- WORK TO BE COMPLETED:
Report how many lines in the data below hold the string "time". Nothing else should appear in the answer.

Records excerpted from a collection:

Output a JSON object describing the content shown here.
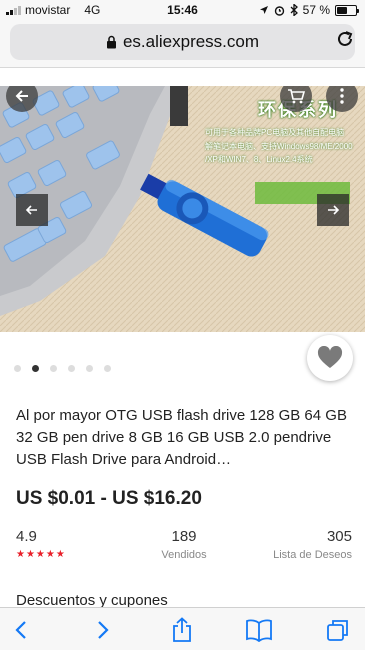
{
  "status_bar": {
    "carrier": "movistar",
    "network": "4G",
    "time": "15:46",
    "battery_percent": "57 %",
    "battery_level": 0.57
  },
  "browser": {
    "url": "es.aliexpress.com"
  },
  "gallery": {
    "image_text_title": "环保系列",
    "image_text_line1": "可用于各种品牌PC电脑及其他自配电脑",
    "image_text_line2": "解笔记本电脑、支持Windows98/ME/2000",
    "image_text_line3": "/XP和WIN7、8、Linux2.4系统",
    "dot_count": 6,
    "active_dot": 1
  },
  "product": {
    "title": "Al por mayor OTG USB flash drive 128 GB 64 GB 32 GB pen drive 8 GB 16 GB USB 2.0 pendrive USB Flash Drive para Android…",
    "price": "US $0.01 - US $16.20"
  },
  "stats": {
    "rating": "4.9",
    "stars": "★★★★★",
    "sold_count": "189",
    "sold_label": "Vendidos",
    "wish_count": "305",
    "wish_label": "Lista de Deseos"
  },
  "sections": {
    "discounts": "Descuentos y cupones"
  },
  "colors": {
    "accent_blue": "#1479f5",
    "star_red": "#e8202a"
  }
}
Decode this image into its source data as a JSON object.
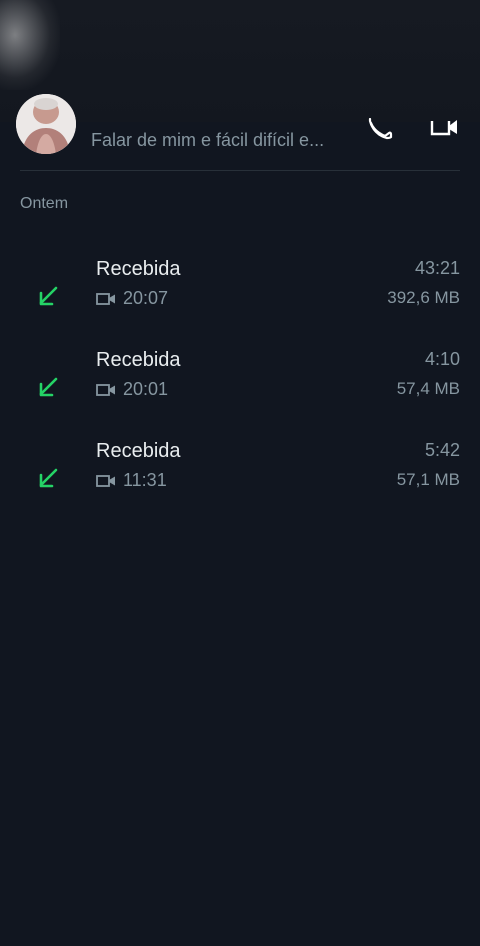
{
  "header": {
    "status": "Falar de mim e fácil difícil e..."
  },
  "section": {
    "label": "Ontem"
  },
  "calls": [
    {
      "type": "Recebida",
      "time": "20:07",
      "duration": "43:21",
      "size": "392,6 MB"
    },
    {
      "type": "Recebida",
      "time": "20:01",
      "duration": "4:10",
      "size": "57,4 MB"
    },
    {
      "type": "Recebida",
      "time": "11:31",
      "duration": "5:42",
      "size": "57,1 MB"
    }
  ],
  "colors": {
    "background": "#111620",
    "incoming_arrow": "#25d366",
    "secondary_text": "#8696a0",
    "primary_text": "#e9edef"
  },
  "icons": {
    "voice_call": "phone-icon",
    "video_call": "video-call-icon",
    "incoming": "incoming-arrow-icon",
    "media": "video-camera-icon"
  }
}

- RESPONSE TO THIS EXERCISE:
4